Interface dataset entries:
****************************************
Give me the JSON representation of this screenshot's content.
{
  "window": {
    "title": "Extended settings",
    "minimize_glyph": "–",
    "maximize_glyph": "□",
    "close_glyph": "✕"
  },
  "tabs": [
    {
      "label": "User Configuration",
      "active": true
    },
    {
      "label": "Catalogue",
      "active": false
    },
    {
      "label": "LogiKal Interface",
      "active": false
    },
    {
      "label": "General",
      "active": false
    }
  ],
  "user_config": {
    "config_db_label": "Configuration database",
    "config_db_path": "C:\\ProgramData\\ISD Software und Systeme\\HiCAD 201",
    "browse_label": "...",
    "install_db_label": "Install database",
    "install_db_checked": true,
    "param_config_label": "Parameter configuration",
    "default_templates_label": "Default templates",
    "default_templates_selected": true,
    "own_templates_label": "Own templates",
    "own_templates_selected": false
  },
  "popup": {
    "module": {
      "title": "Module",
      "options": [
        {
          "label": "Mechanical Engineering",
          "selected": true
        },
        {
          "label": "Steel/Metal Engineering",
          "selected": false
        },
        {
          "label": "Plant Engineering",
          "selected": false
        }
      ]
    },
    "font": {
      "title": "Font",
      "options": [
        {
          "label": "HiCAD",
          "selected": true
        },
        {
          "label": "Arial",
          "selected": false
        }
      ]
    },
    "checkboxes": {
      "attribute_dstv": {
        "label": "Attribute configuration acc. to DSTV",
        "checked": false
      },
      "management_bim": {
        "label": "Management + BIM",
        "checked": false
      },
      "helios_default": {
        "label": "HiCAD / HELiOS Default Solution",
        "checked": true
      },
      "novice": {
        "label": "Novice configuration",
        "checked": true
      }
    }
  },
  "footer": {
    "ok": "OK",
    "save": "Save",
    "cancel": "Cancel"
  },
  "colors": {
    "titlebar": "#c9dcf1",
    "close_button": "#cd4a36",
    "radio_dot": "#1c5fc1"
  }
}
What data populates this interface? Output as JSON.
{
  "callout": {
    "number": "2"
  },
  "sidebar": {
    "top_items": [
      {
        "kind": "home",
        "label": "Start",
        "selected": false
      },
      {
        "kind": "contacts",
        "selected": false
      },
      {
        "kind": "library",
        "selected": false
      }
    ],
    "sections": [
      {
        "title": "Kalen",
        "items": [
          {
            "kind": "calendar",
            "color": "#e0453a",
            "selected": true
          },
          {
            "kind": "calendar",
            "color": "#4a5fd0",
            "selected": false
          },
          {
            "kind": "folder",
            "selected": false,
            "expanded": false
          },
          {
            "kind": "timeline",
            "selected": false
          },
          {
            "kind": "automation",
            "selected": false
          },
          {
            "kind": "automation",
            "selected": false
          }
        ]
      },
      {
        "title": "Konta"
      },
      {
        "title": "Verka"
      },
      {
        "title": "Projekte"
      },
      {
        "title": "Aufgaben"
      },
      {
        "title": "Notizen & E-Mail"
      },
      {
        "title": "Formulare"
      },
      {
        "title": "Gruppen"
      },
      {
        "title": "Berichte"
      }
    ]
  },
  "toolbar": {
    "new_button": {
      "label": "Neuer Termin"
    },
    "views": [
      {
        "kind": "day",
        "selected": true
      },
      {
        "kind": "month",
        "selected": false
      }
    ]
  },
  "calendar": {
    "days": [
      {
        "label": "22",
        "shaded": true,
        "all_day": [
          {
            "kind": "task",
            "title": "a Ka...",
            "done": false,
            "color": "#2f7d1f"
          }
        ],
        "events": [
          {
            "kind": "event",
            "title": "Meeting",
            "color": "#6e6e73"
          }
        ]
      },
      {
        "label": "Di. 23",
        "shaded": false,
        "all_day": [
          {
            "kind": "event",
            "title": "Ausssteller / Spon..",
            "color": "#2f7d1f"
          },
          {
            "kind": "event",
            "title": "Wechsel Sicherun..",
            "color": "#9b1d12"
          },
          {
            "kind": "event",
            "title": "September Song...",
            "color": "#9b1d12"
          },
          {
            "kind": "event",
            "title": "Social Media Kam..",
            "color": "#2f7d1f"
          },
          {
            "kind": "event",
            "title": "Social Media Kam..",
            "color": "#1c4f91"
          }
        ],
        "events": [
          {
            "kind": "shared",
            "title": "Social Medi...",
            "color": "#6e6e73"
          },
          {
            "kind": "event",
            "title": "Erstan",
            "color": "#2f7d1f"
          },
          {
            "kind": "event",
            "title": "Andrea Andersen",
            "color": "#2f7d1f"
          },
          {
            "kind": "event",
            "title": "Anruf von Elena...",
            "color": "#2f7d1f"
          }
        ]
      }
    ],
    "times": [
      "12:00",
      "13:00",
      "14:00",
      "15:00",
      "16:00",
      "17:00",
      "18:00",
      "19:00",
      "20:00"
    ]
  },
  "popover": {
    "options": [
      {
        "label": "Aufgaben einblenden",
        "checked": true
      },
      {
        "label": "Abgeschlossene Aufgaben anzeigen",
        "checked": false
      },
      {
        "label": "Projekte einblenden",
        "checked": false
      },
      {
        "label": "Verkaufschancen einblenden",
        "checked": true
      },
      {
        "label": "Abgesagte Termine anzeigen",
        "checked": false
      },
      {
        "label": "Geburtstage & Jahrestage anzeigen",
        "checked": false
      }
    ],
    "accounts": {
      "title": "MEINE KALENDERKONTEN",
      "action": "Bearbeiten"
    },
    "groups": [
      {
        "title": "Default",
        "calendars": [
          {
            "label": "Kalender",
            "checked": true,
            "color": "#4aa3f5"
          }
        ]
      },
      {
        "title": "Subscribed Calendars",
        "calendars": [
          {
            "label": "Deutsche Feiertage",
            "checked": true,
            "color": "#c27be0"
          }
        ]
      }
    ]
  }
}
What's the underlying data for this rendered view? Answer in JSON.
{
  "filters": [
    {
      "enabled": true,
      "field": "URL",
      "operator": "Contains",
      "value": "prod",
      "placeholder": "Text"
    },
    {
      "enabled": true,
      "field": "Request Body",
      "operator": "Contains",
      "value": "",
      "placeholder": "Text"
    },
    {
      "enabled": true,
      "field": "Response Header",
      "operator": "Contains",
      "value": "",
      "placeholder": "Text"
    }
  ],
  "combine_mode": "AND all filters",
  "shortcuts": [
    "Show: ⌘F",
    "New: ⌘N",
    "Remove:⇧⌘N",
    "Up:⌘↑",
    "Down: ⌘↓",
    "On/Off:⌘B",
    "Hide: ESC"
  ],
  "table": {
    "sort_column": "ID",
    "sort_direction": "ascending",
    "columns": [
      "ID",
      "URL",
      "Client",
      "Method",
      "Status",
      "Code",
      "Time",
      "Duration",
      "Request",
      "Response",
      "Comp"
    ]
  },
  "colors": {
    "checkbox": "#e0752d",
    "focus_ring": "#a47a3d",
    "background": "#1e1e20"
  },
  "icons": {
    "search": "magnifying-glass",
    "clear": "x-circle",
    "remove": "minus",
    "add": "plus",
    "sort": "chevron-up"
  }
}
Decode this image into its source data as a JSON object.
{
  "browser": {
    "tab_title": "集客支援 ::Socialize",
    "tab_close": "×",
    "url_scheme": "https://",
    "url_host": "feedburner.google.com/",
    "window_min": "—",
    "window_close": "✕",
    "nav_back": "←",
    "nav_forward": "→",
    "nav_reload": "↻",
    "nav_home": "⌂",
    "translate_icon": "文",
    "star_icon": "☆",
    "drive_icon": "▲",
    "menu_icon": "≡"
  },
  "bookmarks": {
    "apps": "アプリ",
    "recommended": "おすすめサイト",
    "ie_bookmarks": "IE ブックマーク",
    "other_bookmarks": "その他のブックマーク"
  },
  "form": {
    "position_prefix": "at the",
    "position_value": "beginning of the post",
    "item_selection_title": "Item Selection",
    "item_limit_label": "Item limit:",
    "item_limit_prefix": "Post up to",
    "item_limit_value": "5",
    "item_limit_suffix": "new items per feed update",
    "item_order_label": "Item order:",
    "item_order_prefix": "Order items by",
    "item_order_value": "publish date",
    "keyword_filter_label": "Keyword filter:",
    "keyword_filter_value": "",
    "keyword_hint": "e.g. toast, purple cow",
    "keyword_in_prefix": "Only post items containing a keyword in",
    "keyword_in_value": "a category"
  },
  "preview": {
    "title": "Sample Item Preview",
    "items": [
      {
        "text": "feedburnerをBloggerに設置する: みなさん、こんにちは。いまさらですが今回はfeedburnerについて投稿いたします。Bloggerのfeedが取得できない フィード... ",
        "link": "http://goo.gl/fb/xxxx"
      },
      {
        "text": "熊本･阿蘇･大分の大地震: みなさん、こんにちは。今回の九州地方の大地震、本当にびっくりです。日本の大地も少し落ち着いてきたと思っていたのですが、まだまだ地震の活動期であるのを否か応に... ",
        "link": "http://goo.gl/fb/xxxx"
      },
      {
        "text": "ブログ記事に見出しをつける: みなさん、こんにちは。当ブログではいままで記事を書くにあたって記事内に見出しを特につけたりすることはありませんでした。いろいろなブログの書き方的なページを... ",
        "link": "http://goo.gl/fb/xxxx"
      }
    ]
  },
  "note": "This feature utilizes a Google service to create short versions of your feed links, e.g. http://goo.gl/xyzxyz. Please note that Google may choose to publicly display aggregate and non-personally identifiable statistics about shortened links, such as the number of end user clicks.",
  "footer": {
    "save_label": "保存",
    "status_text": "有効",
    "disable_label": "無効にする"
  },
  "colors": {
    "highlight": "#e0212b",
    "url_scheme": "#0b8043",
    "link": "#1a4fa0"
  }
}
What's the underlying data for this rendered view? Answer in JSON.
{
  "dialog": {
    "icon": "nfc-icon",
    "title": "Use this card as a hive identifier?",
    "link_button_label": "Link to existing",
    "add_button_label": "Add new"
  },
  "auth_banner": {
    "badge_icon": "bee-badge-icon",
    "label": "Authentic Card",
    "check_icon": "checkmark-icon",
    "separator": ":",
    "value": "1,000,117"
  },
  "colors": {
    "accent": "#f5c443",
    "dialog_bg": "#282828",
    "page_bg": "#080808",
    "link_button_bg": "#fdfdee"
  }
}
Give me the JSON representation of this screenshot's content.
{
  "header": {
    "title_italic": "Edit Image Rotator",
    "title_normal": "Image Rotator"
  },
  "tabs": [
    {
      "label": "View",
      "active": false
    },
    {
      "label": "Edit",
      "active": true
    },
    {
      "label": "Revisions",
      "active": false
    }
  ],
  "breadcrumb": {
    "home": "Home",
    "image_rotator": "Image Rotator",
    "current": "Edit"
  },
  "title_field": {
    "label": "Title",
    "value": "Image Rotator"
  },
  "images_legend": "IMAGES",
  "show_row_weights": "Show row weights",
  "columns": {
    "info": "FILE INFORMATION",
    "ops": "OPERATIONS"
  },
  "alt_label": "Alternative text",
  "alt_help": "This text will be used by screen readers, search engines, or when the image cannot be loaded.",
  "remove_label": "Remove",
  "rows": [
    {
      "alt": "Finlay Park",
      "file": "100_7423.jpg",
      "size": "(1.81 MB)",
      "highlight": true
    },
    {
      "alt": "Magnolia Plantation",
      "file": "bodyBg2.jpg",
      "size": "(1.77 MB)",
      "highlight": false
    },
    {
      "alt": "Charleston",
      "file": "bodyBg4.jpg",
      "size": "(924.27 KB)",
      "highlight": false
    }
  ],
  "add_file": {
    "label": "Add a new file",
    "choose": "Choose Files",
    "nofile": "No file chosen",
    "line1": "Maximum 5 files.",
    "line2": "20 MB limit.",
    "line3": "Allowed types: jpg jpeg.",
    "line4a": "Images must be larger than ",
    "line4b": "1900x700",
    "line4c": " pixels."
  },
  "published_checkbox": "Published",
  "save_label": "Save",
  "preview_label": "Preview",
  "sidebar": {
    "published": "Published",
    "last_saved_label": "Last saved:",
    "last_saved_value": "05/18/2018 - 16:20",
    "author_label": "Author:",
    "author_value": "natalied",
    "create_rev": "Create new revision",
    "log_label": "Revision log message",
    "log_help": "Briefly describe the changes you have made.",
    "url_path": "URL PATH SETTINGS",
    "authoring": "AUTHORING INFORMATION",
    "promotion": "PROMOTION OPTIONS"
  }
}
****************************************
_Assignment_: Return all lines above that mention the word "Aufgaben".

_Response to this exercise_:
        "title": "Aufgaben"
        "label": "Aufgaben einblenden",
        "label": "Abgeschlossene Aufgaben anzeigen",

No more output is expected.